> _Work item_: When a line of the entries contains "scroll", please list that line.

====================

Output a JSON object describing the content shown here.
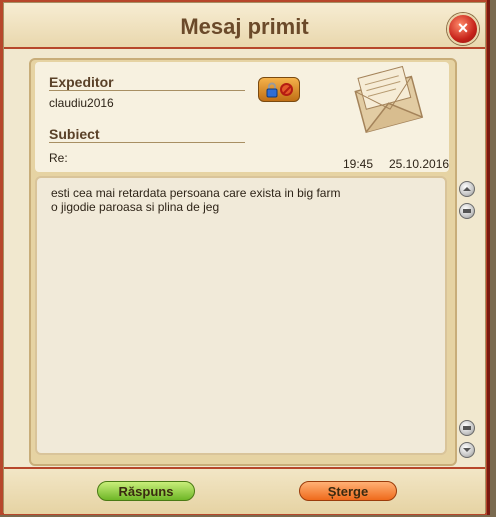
{
  "dialog": {
    "title": "Mesaj primit",
    "close_icon": "close-icon"
  },
  "header": {
    "sender_label": "Expeditor",
    "sender_value": "claudiu2016",
    "subject_label": "Subiect",
    "subject_value": "Re:",
    "time": "19:45",
    "date": "25.10.2016",
    "action_icons": [
      "lock-icon",
      "ban-icon"
    ],
    "illustration": "envelope-icon"
  },
  "message": {
    "text": "esti cea mai retardata persoana care exista in big farm\no jigodie paroasa si plina de jeg"
  },
  "scroll": {
    "icons": [
      "scroll-top-icon",
      "scroll-up-icon",
      "scroll-down-icon",
      "scroll-bottom-icon"
    ]
  },
  "footer": {
    "reply_label": "Răspuns",
    "delete_label": "Șterge"
  },
  "colors": {
    "frame_red": "#b7472b",
    "panel_cream": "#f1e8cf",
    "reply_green": "#7cc33a",
    "delete_orange": "#f0762a"
  }
}
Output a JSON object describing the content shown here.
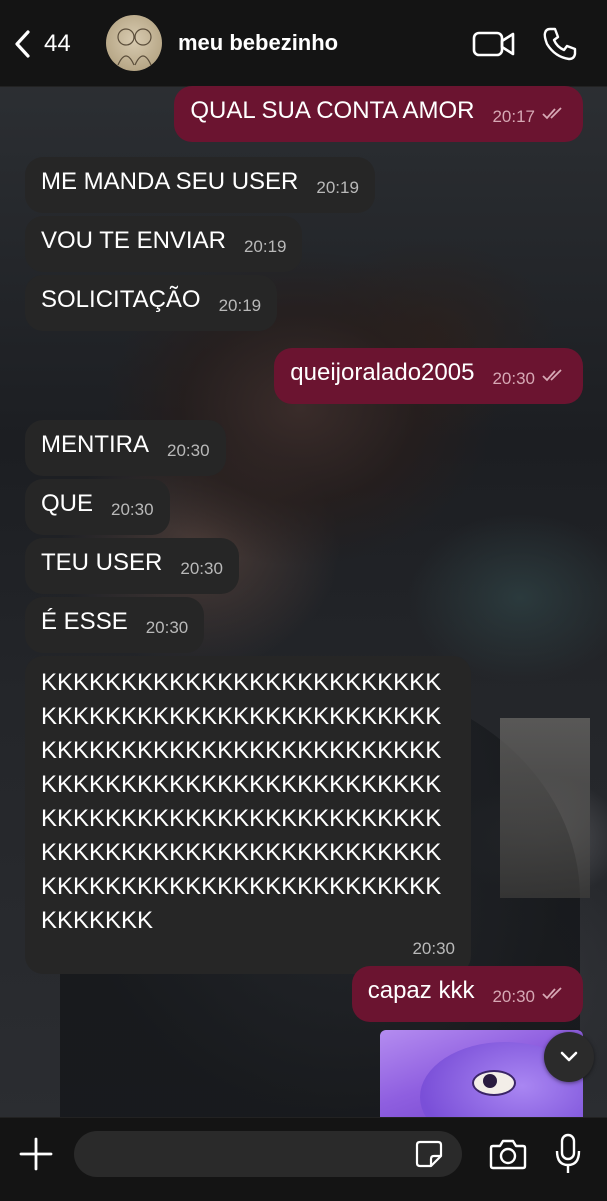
{
  "header": {
    "back_count": "44",
    "contact_name": "meu bebezinho"
  },
  "messages": [
    {
      "dir": "out",
      "text": "QUAL SUA CONTA AMOR",
      "time": "20:17"
    },
    {
      "dir": "in",
      "text": "ME MANDA SEU USER",
      "time": "20:19"
    },
    {
      "dir": "in",
      "text": "VOU TE ENVIAR",
      "time": "20:19"
    },
    {
      "dir": "in",
      "text": "SOLICITAÇÃO",
      "time": "20:19"
    },
    {
      "dir": "out",
      "text": "queijoralado2005",
      "time": "20:30"
    },
    {
      "dir": "in",
      "text": "MENTIRA",
      "time": "20:30"
    },
    {
      "dir": "in",
      "text": "QUE",
      "time": "20:30"
    },
    {
      "dir": "in",
      "text": "TEU USER",
      "time": "20:30"
    },
    {
      "dir": "in",
      "text": "É ESSE",
      "time": "20:30"
    },
    {
      "dir": "in",
      "text": "KKKKKKKKKKKKKKKKKKKKKKKKKKKKKKKKKKKKKKKKKKKKKKKKKKKKKKKKKKKKKKKKKKKKKKKKKKKKKKKKKKKKKKKKKKKKKKKKKKKKKKKKKKKKKKKKKKKKKKKKKKKKKKKKKKKKKKKKKKKKKKKKKKKKKKKKKKKKKKKKKKKKKKKKKKKKKKKKKKKKKK",
      "time": "20:30"
    },
    {
      "dir": "out",
      "text": "capaz kkk",
      "time": "20:30"
    }
  ],
  "composer": {
    "placeholder": ""
  },
  "colors": {
    "outgoing_bubble": "#6b1430",
    "incoming_bubble": "#262626",
    "header_bg": "#141414"
  },
  "icons": [
    "back-chevron-icon",
    "video-call-icon",
    "phone-icon",
    "plus-icon",
    "sticker-icon",
    "camera-icon",
    "microphone-icon",
    "chevron-down-icon"
  ]
}
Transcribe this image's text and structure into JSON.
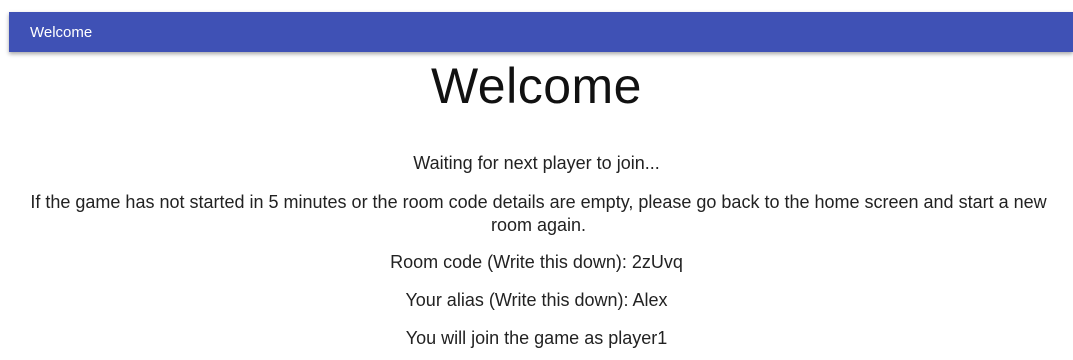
{
  "header": {
    "title": "Welcome",
    "background_color": "#3f51b5"
  },
  "main": {
    "heading": "Welcome",
    "waiting_message": "Waiting for next player to join...",
    "instruction": "If the game has not started in 5 minutes or the room code details are empty, please go back to the home screen and start a new room again.",
    "room_code_line": "Room code (Write this down): 2zUvq",
    "alias_line": "Your alias (Write this down): Alex",
    "player_line": "You will join the game as player1"
  }
}
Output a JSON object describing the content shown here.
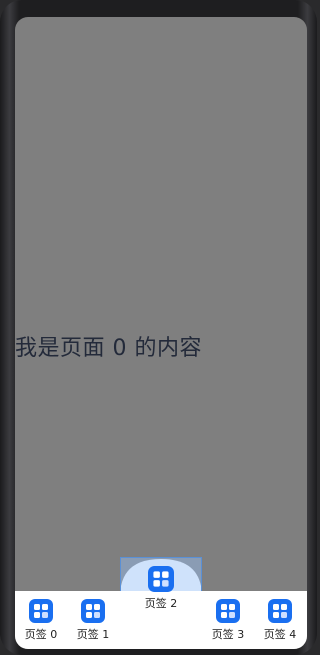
{
  "page": {
    "content_text": "我是页面 0 的内容"
  },
  "tabs": [
    {
      "label": "页签 0",
      "icon": "grid-app-icon"
    },
    {
      "label": "页签 1",
      "icon": "grid-app-icon"
    },
    {
      "label": "页签 2",
      "icon": "grid-app-icon",
      "selected": true
    },
    {
      "label": "页签 3",
      "icon": "grid-app-icon"
    },
    {
      "label": "页签 4",
      "icon": "grid-app-icon"
    }
  ],
  "colors": {
    "page_background": "#7f7f7f",
    "tabbar_background": "#ffffff",
    "icon_blue": "#1a6ff0",
    "center_highlight": "#cfe2fb",
    "center_highlight_border": "#5a90d6",
    "content_text": "#232a3a"
  }
}
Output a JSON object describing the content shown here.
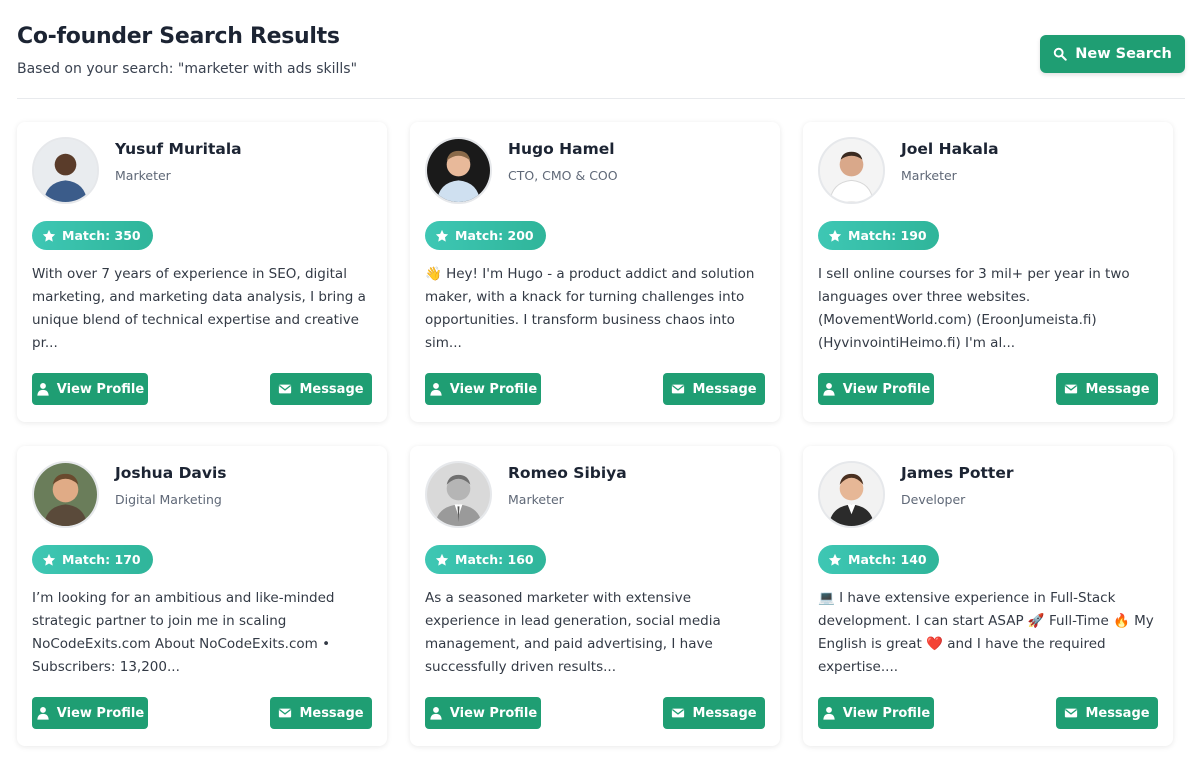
{
  "header": {
    "title": "Co-founder Search Results",
    "subtitle": "Based on your search: \"marketer with ads skills\"",
    "new_search_label": "New Search"
  },
  "buttons": {
    "view_profile": "View Profile",
    "message": "Message"
  },
  "colors": {
    "primary": "#1f9e73",
    "badge_start": "#3ec7b4",
    "badge_end": "#2fb59a"
  },
  "results": [
    {
      "name": "Yusuf Muritala",
      "role": "Marketer",
      "match": "Match: 350",
      "bio": "With over 7 years of experience in SEO, digital marketing, and marketing data analysis, I bring a unique blend of technical expertise and creative pr..."
    },
    {
      "name": "Hugo Hamel",
      "role": "CTO, CMO & COO",
      "match": "Match: 200",
      "bio": "👋 Hey! I'm Hugo - a product addict and solution maker, with a knack for turning challenges into opportunities. I transform business chaos into sim..."
    },
    {
      "name": "Joel Hakala",
      "role": "Marketer",
      "match": "Match: 190",
      "bio": "I sell online courses for 3 mil+ per year in two languages over three websites. (MovementWorld.com) (EroonJumeista.fi) (HyvinvointiHeimo.fi) I'm al..."
    },
    {
      "name": "Joshua Davis",
      "role": "Digital Marketing",
      "match": "Match: 170",
      "bio": "I’m looking for an ambitious and like-minded strategic partner to join me in scaling NoCodeExits.com About NoCodeExits.com • Subscribers: 13,200..."
    },
    {
      "name": "Romeo Sibiya",
      "role": "Marketer",
      "match": "Match: 160",
      "bio": "As a seasoned marketer with extensive experience in lead generation, social media management, and paid advertising, I have successfully driven results..."
    },
    {
      "name": "James Potter",
      "role": "Developer",
      "match": "Match: 140",
      "bio": "💻 I have extensive experience in Full-Stack development. I can start ASAP 🚀 Full-Time 🔥 My English is great ❤️ and I have the required expertise...."
    }
  ]
}
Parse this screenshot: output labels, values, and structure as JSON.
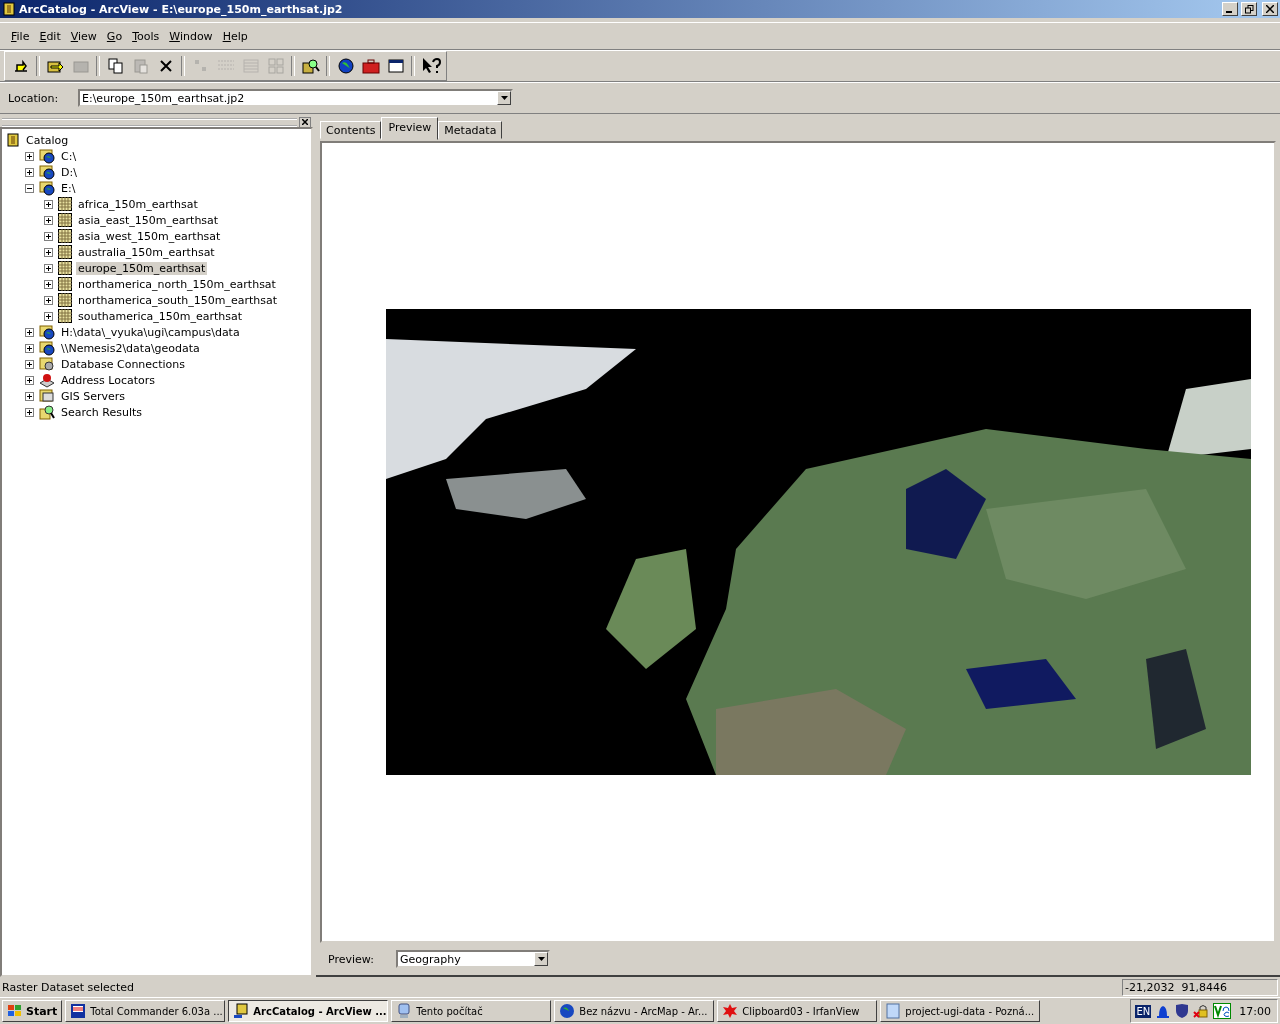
{
  "window": {
    "title": "ArcCatalog - ArcView - E:\\europe_150m_earthsat.jp2"
  },
  "menu": [
    "File",
    "Edit",
    "View",
    "Go",
    "Tools",
    "Window",
    "Help"
  ],
  "toolbar": [
    {
      "kind": "up",
      "disabled": false
    },
    {
      "kind": "sep"
    },
    {
      "kind": "connect",
      "disabled": false
    },
    {
      "kind": "disconnect",
      "disabled": true
    },
    {
      "kind": "sep"
    },
    {
      "kind": "copy",
      "disabled": false
    },
    {
      "kind": "paste",
      "disabled": true
    },
    {
      "kind": "delete",
      "disabled": false
    },
    {
      "kind": "sep"
    },
    {
      "kind": "large",
      "disabled": true
    },
    {
      "kind": "list",
      "disabled": true
    },
    {
      "kind": "details",
      "disabled": true
    },
    {
      "kind": "thumbs",
      "disabled": true
    },
    {
      "kind": "sep"
    },
    {
      "kind": "search",
      "disabled": false
    },
    {
      "kind": "sep"
    },
    {
      "kind": "globe",
      "disabled": false
    },
    {
      "kind": "toolbox",
      "disabled": false
    },
    {
      "kind": "window",
      "disabled": false
    },
    {
      "kind": "sep"
    },
    {
      "kind": "help",
      "disabled": false
    }
  ],
  "location": {
    "label": "Location:",
    "value": "E:\\europe_150m_earthsat.jp2"
  },
  "tree": {
    "label": "Catalog",
    "kind": "catalog",
    "children": [
      {
        "label": "C:\\",
        "kind": "drive",
        "expanded": false,
        "selected": false
      },
      {
        "label": "D:\\",
        "kind": "drive",
        "expanded": false,
        "selected": false
      },
      {
        "label": "E:\\",
        "kind": "drive",
        "expanded": true,
        "selected": false,
        "children": [
          {
            "label": "africa_150m_earthsat",
            "kind": "raster",
            "expanded": false,
            "selected": false
          },
          {
            "label": "asia_east_150m_earthsat",
            "kind": "raster",
            "expanded": false,
            "selected": false
          },
          {
            "label": "asia_west_150m_earthsat",
            "kind": "raster",
            "expanded": false,
            "selected": false
          },
          {
            "label": "australia_150m_earthsat",
            "kind": "raster",
            "expanded": false,
            "selected": false
          },
          {
            "label": "europe_150m_earthsat",
            "kind": "raster",
            "expanded": false,
            "selected": true
          },
          {
            "label": "northamerica_north_150m_earthsat",
            "kind": "raster",
            "expanded": false,
            "selected": false
          },
          {
            "label": "northamerica_south_150m_earthsat",
            "kind": "raster",
            "expanded": false,
            "selected": false
          },
          {
            "label": "southamerica_150m_earthsat",
            "kind": "raster",
            "expanded": false,
            "selected": false
          }
        ]
      },
      {
        "label": "H:\\data\\_vyuka\\ugi\\campus\\data",
        "kind": "drive",
        "expanded": false,
        "selected": false
      },
      {
        "label": "\\\\Nemesis2\\data\\geodata",
        "kind": "drive",
        "expanded": false,
        "selected": false
      },
      {
        "label": "Database Connections",
        "kind": "database",
        "expanded": false,
        "selected": false
      },
      {
        "label": "Address Locators",
        "kind": "locator",
        "expanded": false,
        "selected": false
      },
      {
        "label": "GIS Servers",
        "kind": "server",
        "expanded": false,
        "selected": false
      },
      {
        "label": "Search Results",
        "kind": "search",
        "expanded": false,
        "selected": false
      }
    ]
  },
  "tabs": [
    {
      "label": "Contents",
      "selected": false
    },
    {
      "label": "Preview",
      "selected": true
    },
    {
      "label": "Metadata",
      "selected": false
    }
  ],
  "preview": {
    "label": "Preview:",
    "value": "Geography"
  },
  "status_bar": {
    "message": "Raster Dataset selected",
    "coordinates": "-21,2032  91,8446"
  },
  "taskbar": {
    "start": "Start",
    "tasks": [
      {
        "label": "Total Commander 6.03a ...",
        "kind": "disk",
        "selected": false
      },
      {
        "label": "ArcCatalog - ArcView ...",
        "kind": "catalog",
        "selected": true
      },
      {
        "label": "Tento počítač",
        "kind": "computer",
        "selected": false
      },
      {
        "label": "Bez názvu - ArcMap - Ar...",
        "kind": "globe",
        "selected": false
      },
      {
        "label": "Clipboard03 - IrfanView",
        "kind": "splash",
        "selected": false
      },
      {
        "label": "project-ugi-data - Pozná...",
        "kind": "note",
        "selected": false
      }
    ],
    "language": "EN",
    "clock": "17:00"
  }
}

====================

> _Response_:
  "scroll": {
      "scroll-top-icon",
      "scroll-up-icon",
      "scroll-down-icon",
      "scroll-bottom-icon"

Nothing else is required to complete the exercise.